What to do: Examine the material below. Gather every line in which the string "content" appears.

Entries provided:

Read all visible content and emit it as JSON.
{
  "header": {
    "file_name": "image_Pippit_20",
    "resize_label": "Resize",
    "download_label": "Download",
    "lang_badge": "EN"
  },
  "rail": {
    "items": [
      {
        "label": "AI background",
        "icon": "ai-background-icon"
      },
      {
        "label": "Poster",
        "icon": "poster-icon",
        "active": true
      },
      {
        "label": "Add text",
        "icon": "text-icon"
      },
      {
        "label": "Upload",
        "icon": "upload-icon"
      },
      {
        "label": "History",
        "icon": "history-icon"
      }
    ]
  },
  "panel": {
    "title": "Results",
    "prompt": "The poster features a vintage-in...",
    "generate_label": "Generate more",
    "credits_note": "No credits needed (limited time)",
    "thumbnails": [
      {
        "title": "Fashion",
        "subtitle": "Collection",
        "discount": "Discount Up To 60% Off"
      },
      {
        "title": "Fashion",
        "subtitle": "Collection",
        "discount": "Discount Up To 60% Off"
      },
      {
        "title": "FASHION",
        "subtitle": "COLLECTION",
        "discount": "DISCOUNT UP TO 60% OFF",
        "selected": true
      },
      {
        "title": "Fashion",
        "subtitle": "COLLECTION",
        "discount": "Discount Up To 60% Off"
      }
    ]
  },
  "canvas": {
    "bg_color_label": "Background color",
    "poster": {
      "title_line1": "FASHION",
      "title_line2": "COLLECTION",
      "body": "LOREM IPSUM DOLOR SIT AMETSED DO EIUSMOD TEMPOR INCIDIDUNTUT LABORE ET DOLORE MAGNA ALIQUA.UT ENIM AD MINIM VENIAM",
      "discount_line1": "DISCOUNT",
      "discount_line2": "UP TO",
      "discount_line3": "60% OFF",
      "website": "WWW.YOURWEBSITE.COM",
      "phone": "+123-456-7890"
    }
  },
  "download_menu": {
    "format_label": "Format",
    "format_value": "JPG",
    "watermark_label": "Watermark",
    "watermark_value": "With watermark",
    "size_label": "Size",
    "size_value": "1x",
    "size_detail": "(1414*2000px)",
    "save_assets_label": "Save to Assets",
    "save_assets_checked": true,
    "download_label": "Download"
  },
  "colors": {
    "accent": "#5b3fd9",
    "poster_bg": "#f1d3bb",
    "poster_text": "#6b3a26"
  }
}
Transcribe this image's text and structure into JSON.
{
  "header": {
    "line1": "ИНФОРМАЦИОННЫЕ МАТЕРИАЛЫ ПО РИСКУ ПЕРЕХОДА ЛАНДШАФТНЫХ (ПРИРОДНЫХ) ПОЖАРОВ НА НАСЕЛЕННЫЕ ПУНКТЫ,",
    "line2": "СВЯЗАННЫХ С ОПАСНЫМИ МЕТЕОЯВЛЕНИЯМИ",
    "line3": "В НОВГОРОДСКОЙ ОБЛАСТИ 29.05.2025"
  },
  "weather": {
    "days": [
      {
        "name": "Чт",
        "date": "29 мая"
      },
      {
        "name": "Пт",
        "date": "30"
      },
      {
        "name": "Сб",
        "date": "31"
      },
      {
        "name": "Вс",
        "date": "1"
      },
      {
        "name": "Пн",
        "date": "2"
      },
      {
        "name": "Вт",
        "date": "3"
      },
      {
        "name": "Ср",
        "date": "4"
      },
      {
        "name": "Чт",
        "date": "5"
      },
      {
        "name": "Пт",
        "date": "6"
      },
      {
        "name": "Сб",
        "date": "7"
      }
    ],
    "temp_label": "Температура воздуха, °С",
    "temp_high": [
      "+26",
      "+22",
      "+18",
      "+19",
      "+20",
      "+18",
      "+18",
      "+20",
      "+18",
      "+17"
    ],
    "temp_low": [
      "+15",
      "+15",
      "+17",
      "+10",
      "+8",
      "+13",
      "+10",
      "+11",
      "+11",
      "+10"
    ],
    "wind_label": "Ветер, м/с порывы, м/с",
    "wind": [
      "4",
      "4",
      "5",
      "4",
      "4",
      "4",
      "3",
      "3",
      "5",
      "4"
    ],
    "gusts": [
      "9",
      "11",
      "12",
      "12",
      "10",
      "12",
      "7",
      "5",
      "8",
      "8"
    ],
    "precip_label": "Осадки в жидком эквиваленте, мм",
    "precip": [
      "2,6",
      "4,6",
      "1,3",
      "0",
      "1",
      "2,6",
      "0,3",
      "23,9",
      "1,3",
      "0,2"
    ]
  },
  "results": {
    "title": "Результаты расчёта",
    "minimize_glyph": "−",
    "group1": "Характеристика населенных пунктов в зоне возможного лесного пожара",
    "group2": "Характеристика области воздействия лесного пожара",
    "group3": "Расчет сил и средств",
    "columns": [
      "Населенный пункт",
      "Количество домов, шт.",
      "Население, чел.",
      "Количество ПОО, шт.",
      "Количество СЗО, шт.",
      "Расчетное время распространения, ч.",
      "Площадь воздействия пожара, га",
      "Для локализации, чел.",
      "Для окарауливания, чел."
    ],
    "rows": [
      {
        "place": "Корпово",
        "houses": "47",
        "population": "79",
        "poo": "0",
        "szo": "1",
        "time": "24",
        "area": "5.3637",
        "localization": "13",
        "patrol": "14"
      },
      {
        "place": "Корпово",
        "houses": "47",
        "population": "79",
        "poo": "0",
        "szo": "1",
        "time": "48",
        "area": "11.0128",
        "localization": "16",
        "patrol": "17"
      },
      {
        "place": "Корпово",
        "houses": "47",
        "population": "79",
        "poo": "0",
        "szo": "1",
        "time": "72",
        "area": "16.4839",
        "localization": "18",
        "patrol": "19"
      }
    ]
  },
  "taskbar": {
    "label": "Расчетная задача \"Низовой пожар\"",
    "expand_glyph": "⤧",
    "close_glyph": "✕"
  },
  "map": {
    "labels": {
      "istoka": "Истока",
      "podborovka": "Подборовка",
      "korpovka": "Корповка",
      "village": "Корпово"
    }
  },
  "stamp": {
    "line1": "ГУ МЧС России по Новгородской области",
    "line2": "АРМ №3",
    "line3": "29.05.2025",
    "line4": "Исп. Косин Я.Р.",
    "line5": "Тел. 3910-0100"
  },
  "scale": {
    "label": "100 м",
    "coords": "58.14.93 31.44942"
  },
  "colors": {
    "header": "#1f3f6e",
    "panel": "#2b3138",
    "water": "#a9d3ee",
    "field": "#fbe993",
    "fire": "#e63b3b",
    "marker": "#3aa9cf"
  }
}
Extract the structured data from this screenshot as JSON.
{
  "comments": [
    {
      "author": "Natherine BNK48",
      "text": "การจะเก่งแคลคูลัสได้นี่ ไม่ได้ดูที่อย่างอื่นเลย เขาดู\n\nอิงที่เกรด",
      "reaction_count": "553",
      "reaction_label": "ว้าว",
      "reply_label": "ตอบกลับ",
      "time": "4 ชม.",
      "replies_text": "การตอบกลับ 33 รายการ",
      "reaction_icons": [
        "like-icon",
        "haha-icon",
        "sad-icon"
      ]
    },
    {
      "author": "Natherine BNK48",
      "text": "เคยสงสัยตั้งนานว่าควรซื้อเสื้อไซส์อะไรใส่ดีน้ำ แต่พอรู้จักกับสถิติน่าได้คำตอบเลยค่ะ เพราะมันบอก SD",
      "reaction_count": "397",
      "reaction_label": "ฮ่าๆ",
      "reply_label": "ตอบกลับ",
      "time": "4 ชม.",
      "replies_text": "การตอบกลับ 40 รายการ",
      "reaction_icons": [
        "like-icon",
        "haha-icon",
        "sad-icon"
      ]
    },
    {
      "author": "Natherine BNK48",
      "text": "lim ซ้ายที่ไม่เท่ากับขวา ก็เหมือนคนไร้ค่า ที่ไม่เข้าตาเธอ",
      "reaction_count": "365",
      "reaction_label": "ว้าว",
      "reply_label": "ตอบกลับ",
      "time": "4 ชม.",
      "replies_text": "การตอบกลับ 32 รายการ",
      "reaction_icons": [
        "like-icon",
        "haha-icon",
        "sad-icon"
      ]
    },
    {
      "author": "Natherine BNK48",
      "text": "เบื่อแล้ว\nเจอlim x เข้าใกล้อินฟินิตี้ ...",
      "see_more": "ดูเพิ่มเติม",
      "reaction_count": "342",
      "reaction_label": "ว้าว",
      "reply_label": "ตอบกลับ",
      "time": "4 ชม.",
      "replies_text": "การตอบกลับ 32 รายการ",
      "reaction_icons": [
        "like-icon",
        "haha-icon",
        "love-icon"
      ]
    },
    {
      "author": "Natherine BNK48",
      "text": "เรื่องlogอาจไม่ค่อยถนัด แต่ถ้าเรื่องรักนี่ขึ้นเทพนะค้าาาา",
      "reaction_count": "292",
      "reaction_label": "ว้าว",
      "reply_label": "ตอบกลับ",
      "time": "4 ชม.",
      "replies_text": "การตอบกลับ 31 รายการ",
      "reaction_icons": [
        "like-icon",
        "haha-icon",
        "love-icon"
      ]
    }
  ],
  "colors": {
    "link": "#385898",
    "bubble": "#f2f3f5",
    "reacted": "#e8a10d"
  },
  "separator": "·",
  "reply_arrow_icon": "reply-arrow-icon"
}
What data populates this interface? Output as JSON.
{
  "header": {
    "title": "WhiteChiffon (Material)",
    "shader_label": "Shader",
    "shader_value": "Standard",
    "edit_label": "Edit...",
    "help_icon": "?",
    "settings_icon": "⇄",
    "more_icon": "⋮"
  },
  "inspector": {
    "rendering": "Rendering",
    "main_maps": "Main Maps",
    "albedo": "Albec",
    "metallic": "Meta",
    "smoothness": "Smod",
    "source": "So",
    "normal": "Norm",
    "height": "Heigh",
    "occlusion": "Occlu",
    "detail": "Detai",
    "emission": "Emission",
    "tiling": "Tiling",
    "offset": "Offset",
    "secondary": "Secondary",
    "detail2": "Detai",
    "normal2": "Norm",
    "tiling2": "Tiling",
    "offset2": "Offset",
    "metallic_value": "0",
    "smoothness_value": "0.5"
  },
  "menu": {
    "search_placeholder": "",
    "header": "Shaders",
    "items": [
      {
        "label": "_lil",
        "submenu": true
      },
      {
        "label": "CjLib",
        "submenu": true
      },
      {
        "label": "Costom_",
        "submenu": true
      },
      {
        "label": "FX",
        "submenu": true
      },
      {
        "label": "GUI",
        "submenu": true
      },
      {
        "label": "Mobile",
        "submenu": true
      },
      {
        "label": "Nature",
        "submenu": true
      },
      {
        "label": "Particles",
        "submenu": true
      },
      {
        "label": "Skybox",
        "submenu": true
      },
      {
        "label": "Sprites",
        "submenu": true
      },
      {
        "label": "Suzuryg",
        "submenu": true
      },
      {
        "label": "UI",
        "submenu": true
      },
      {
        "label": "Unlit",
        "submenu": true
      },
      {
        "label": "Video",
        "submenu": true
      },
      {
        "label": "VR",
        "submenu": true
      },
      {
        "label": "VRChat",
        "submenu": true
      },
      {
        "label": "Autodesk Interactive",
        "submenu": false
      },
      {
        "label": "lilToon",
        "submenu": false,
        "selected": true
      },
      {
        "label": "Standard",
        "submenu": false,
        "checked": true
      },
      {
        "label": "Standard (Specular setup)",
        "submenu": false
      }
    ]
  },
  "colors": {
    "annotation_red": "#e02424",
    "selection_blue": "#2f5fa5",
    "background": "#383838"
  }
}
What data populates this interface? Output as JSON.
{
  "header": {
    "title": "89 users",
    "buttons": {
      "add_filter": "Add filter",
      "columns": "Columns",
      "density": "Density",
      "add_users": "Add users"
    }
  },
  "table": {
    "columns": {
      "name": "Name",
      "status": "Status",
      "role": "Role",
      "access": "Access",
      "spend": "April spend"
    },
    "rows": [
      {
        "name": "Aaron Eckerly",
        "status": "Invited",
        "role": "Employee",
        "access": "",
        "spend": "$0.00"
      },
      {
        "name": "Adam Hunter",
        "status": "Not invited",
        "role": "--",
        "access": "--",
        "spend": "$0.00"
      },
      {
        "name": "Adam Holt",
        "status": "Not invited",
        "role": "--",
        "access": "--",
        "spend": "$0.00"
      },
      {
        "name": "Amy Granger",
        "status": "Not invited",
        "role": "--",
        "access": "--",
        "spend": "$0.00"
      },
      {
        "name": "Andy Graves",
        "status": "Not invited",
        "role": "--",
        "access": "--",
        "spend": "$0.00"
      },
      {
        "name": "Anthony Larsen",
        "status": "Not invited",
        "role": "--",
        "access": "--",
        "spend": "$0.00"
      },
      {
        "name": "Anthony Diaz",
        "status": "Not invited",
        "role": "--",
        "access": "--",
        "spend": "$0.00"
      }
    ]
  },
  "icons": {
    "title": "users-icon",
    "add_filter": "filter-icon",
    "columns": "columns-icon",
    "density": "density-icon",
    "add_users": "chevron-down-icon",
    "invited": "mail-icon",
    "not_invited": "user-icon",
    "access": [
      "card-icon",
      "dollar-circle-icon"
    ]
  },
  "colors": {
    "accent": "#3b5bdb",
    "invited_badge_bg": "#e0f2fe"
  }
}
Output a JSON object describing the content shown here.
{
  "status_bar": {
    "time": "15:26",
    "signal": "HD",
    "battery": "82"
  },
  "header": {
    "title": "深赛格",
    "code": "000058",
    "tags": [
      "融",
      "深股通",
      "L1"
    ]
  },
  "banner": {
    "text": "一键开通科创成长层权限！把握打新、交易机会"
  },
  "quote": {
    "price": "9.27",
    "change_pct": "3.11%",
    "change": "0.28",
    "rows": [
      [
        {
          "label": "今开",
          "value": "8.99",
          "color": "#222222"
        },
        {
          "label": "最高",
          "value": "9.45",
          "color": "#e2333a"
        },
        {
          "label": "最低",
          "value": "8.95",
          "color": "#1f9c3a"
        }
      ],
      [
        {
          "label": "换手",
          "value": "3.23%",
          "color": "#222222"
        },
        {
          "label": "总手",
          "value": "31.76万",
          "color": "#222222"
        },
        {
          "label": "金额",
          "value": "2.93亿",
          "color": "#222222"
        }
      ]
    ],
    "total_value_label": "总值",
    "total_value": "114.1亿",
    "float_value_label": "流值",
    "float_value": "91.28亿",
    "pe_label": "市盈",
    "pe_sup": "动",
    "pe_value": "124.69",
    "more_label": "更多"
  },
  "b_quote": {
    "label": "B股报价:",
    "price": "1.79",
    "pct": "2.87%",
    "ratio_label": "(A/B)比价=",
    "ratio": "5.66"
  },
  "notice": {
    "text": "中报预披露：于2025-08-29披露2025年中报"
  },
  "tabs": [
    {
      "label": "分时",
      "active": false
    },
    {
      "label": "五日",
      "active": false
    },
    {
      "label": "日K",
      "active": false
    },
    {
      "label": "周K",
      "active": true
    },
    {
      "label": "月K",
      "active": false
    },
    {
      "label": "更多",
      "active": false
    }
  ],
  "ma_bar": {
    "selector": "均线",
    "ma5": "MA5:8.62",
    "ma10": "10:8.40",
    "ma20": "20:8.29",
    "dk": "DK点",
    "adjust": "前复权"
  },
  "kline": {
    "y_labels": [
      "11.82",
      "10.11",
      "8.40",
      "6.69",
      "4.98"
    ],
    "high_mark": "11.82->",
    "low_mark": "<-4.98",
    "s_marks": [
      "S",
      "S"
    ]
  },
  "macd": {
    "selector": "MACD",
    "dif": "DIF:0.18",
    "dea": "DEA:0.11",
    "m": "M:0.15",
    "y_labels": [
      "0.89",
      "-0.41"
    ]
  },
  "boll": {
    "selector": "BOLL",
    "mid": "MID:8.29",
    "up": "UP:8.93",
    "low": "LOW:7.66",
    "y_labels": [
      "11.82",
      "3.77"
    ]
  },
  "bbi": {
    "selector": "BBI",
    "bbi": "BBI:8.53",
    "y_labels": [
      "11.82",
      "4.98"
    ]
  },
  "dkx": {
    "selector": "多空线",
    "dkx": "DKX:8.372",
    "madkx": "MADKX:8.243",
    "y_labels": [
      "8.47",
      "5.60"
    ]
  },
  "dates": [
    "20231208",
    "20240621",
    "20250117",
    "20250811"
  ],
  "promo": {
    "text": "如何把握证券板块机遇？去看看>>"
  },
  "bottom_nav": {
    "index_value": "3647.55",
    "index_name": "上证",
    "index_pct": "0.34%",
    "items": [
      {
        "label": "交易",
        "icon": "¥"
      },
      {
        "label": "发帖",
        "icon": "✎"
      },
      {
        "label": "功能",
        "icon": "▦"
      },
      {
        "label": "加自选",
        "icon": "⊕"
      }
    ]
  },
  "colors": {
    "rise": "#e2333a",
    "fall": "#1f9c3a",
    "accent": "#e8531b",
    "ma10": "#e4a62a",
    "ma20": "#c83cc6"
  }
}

Result for this task:
Read all visible content and emit it as JSON.
Output a JSON object describing the content shown here.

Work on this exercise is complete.